 Pros:

  • Free
  • Easy integration 
  • Works well with dynamic data  

Cons:

  • No customer support beyond the tutorials and forums. 

3. Redash

Redash is an open-source data visualization platform that can be self-hosted using Docker Compose or Kubernetes. It also supports over 20 different data sources and has the unique capability of supporting data joins across multiple data sources.

Pros:

  • Powerful online SQL editor
  • Can be self-hosted
  • Drag & Drop functionality

Cons:

  • Need DevOps engineers to configure this tool with your product database. 
  • The software sometimes becomes slow and takes time to load

Data Visualization using Redash: 

Here's a tutorial that covers the step-by-step approach to visualizing data using Redash:

4. D3.JS

D3.js is a Javascript library that utilizes HTML, CSS, and SVG to render graphs and charts. This tool requires some basic JS knowledge, although there are many apps out there that allow non-programming users to utilize its library.

Pros:

  • Free and open-source data visualization tool
  • Highly customizable
  • Offers a wide range of charts & graphs
  • focuses on web standards

Cons:

  • You need basic programming knowledge to use this tool effectively.

Example: 
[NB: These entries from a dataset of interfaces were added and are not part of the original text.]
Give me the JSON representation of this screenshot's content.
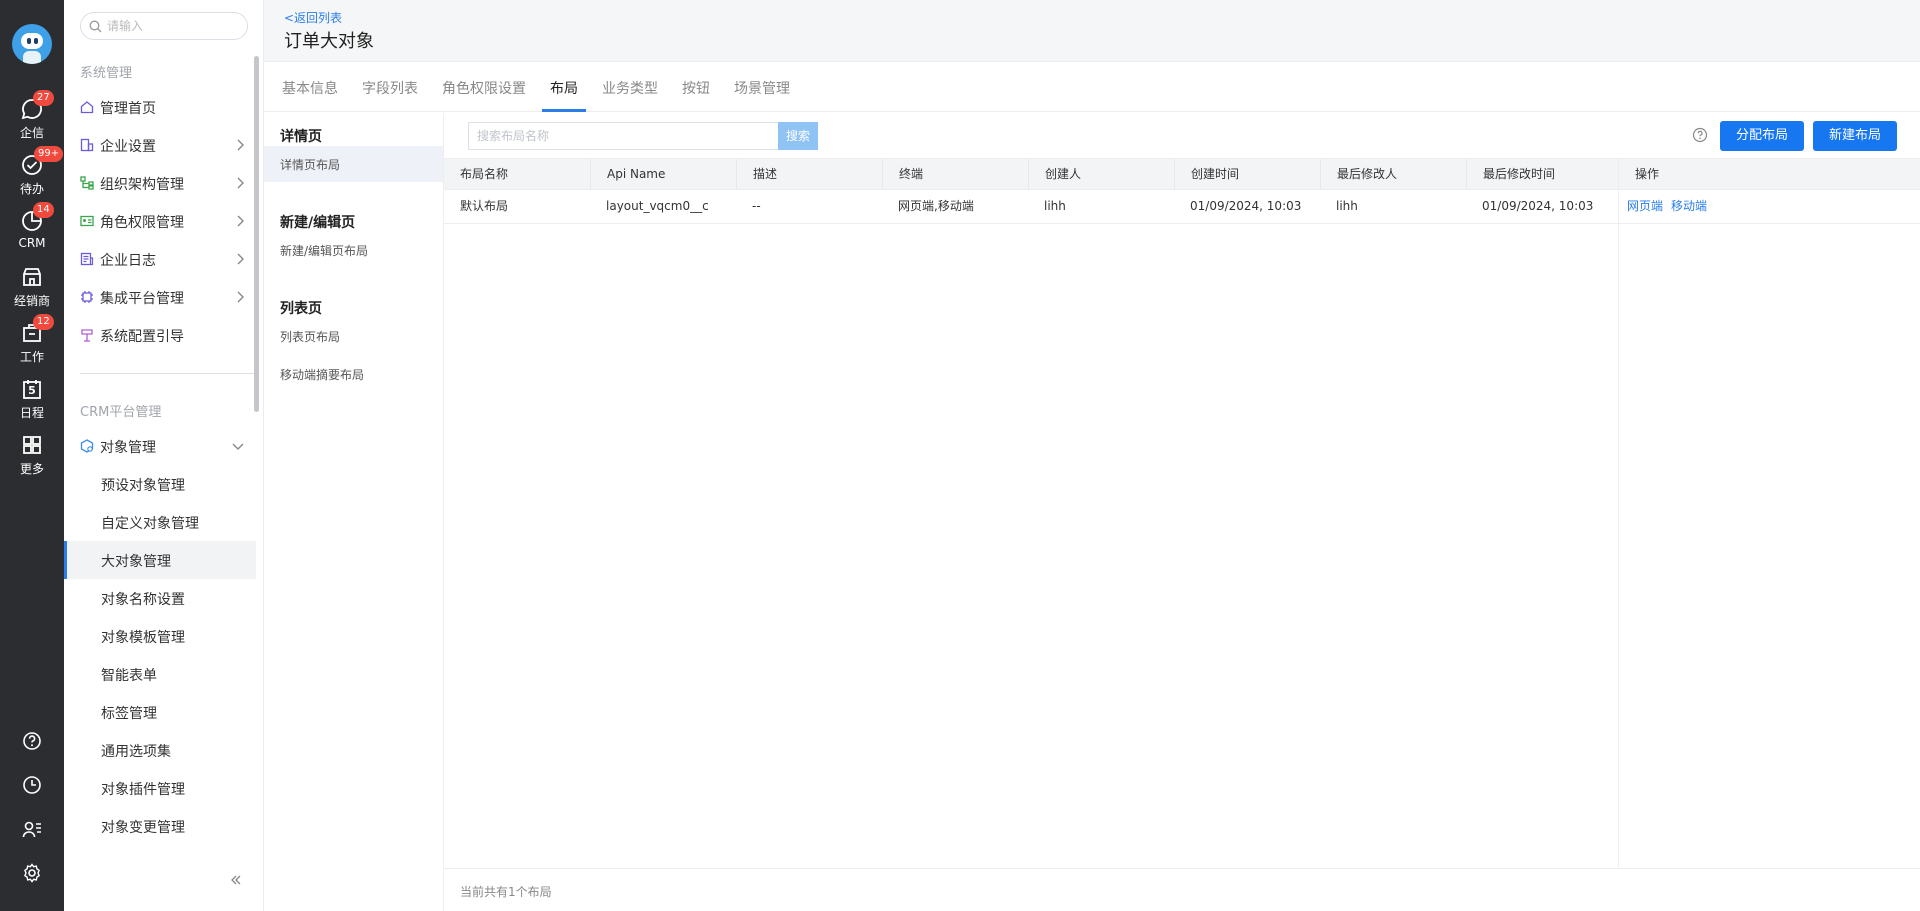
{
  "rail": {
    "items": [
      {
        "label": "企信",
        "badge": "27"
      },
      {
        "label": "待办",
        "badge": "99+"
      },
      {
        "label": "CRM",
        "badge": "14"
      },
      {
        "label": "经销商",
        "badge": ""
      },
      {
        "label": "工作",
        "badge": "12"
      },
      {
        "label": "日程",
        "badge": "",
        "day": "5"
      },
      {
        "label": "更多",
        "badge": ""
      }
    ]
  },
  "sidebar": {
    "search_placeholder": "请输入",
    "section1": "系统管理",
    "items": [
      {
        "label": "管理首页"
      },
      {
        "label": "企业设置"
      },
      {
        "label": "组织架构管理"
      },
      {
        "label": "角色权限管理"
      },
      {
        "label": "企业日志"
      },
      {
        "label": "集成平台管理"
      },
      {
        "label": "系统配置引导"
      }
    ],
    "section2": "CRM平台管理",
    "object_mgmt": "对象管理",
    "sub_items": [
      {
        "label": "预设对象管理"
      },
      {
        "label": "自定义对象管理"
      },
      {
        "label": "大对象管理"
      },
      {
        "label": "对象名称设置"
      },
      {
        "label": "对象模板管理"
      },
      {
        "label": "智能表单"
      },
      {
        "label": "标签管理"
      },
      {
        "label": "通用选项集"
      },
      {
        "label": "对象插件管理"
      },
      {
        "label": "对象变更管理"
      }
    ]
  },
  "header": {
    "back": "<返回列表",
    "title": "订单大对象"
  },
  "tabs": [
    {
      "label": "基本信息"
    },
    {
      "label": "字段列表"
    },
    {
      "label": "角色权限设置"
    },
    {
      "label": "布局"
    },
    {
      "label": "业务类型"
    },
    {
      "label": "按钮"
    },
    {
      "label": "场景管理"
    }
  ],
  "left_panel": {
    "group1": "详情页",
    "item1": "详情页布局",
    "group2": "新建/编辑页",
    "item2": "新建/编辑页布局",
    "group3": "列表页",
    "item3": "列表页布局",
    "item4": "移动端摘要布局"
  },
  "toolbar": {
    "search_placeholder": "搜索布局名称",
    "search_btn": "搜索",
    "assign_btn": "分配布局",
    "new_btn": "新建布局"
  },
  "table": {
    "headers": [
      "布局名称",
      "Api Name",
      "描述",
      "终端",
      "创建人",
      "创建时间",
      "最后修改人",
      "最后修改时间",
      "操作"
    ],
    "rows": [
      {
        "name": "默认布局",
        "api": "layout_vqcm0__c",
        "desc": "--",
        "terminal": "网页端,移动端",
        "creator": "lihh",
        "created": "01/09/2024, 10:03",
        "modifier": "lihh",
        "modified": "01/09/2024, 10:03",
        "op1": "网页端",
        "op2": "移动端"
      }
    ]
  },
  "footer": "当前共有1个布局",
  "colors": {
    "rail_bg": "#2b2d31",
    "accent": "#1677f0",
    "badge": "#f04a3e"
  }
}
For this example, we plotted unemployment rates across the states for the year 2016 and displayed them using data maps:
Data Visualization using D3js

Image Source

Choosing the right Data Visualization Tool

In today's era where data is everywhere, it’s important for brands to be able to extract meaningful insights from available datasets. That's where having the best data visualization tools by your side help you out.

With such a huge variety of visualization tools available in the market, it becomes incredibly hard for designers, data scientists and marketers to decide which one to use.

When choosing the right data visualization tool for your business needs you should consider the following factors:

  • Ease of Implementation
  • Learning Curve
  • Cost
  • Integration Capabilities
  • open-source framework

Other than these factors, you should evaluate a data visualization tool for your business-specific use case. Because there isn't one size fits all concept in today's SaaS-driven economy.

FAQs:

Which data visualization tool is best?

Selective tools like Tableau, FusionCharts, Plotly, Qlikview, Google charts and D3.js can be classified as the best data visualization tools. These tools are considered best because they are easy to use, provide good customer support, are moderately priced and offer great integration capabilities. 

What is the easiest data visualization tool to use?

Based on our experience with using various data visualization tools, we would say Infogram is the easiest data visualization tool. 

Which data visualization tool is best for Python?

Although there are many other options available, like Matplotlib & Seaborn, we would say Plotly is one of the best tools for visualization that works well with Python.